Web page and app entries
= = = = = = =

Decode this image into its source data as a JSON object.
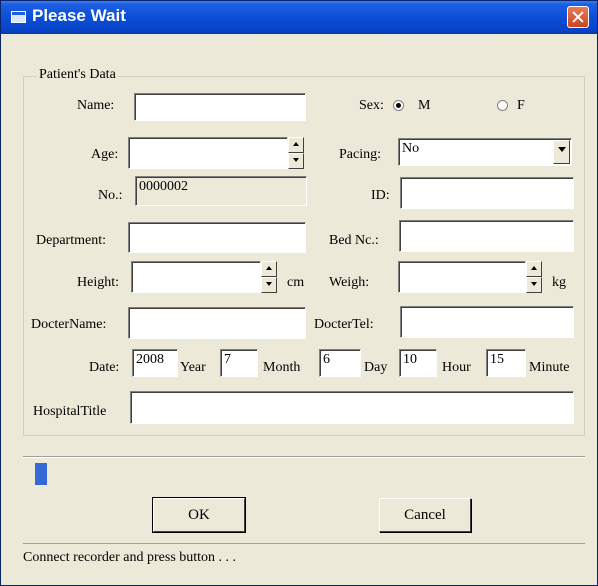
{
  "window": {
    "title": "Please Wait"
  },
  "group": {
    "legend": "Patient's Data"
  },
  "form": {
    "name_label": "Name:",
    "name_value": "",
    "sex_label": "Sex:",
    "sex_m": "M",
    "sex_f": "F",
    "sex_selected": "M",
    "age_label": "Age:",
    "age_value": "",
    "pacing_label": "Pacing:",
    "pacing_value": "No",
    "no_label": "No.:",
    "no_value": "0000002",
    "id_label": "ID:",
    "id_value": "",
    "department_label": "Department:",
    "department_value": "",
    "bed_label": "Bed Nc.:",
    "bed_value": "",
    "height_label": "Height:",
    "height_value": "",
    "height_unit": "cm",
    "weight_label": "Weigh:",
    "weight_value": "",
    "weight_unit": "kg",
    "doctor_name_label": "DocterName:",
    "doctor_name_value": "",
    "doctor_tel_label": "DocterTel:",
    "doctor_tel_value": "",
    "date_label": "Date:",
    "year_value": "2008",
    "year_label": "Year",
    "month_value": "7",
    "month_label": "Month",
    "day_value": "6",
    "day_label": "Day",
    "hour_value": "10",
    "hour_label": "Hour",
    "minute_value": "15",
    "minute_label": "Minute",
    "hospital_title_label": "HospitalTitle",
    "hospital_title_value": ""
  },
  "progress": {
    "fraction": 0.02
  },
  "buttons": {
    "ok": "OK",
    "cancel": "Cancel"
  },
  "status": {
    "text": "Connect recorder and press button . . ."
  },
  "icons": {
    "title": "window-icon",
    "close": "close-icon"
  },
  "colors": {
    "titlebar": "#0a4fd6",
    "progress": "#3469d6",
    "dialog_bg": "#ece9d8"
  }
}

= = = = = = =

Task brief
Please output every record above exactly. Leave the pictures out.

Finished task
Decode this image into its source data as a JSON object.
{
  "window": {
    "title": "Please Wait"
  },
  "group": {
    "legend": "Patient's Data"
  },
  "form": {
    "name_label": "Name:",
    "name_value": "",
    "sex_label": "Sex:",
    "sex_m": "M",
    "sex_f": "F",
    "sex_selected": "M",
    "age_label": "Age:",
    "age_value": "",
    "pacing_label": "Pacing:",
    "pacing_value": "No",
    "no_label": "No.:",
    "no_value": "0000002",
    "id_label": "ID:",
    "id_value": "",
    "department_label": "Department:",
    "department_value": "",
    "bed_label": "Bed Nc.:",
    "bed_value": "",
    "height_label": "Height:",
    "height_value": "",
    "height_unit": "cm",
    "weight_label": "Weigh:",
    "weight_value": "",
    "weight_unit": "kg",
    "doctor_name_label": "DocterName:",
    "doctor_name_value": "",
    "doctor_tel_label": "DocterTel:",
    "doctor_tel_value": "",
    "date_label": "Date:",
    "year_value": "2008",
    "year_label": "Year",
    "month_value": "7",
    "month_label": "Month",
    "day_value": "6",
    "day_label": "Day",
    "hour_value": "10",
    "hour_label": "Hour",
    "minute_value": "15",
    "minute_label": "Minute",
    "hospital_title_label": "HospitalTitle",
    "hospital_title_value": ""
  },
  "progress": {
    "fraction": 0.02
  },
  "buttons": {
    "ok": "OK",
    "cancel": "Cancel"
  },
  "status": {
    "text": "Connect recorder and press button . . ."
  },
  "icons": {
    "title": "window-icon",
    "close": "close-icon"
  },
  "colors": {
    "titlebar": "#0a4fd6",
    "progress": "#3469d6",
    "dialog_bg": "#ece9d8"
  }
}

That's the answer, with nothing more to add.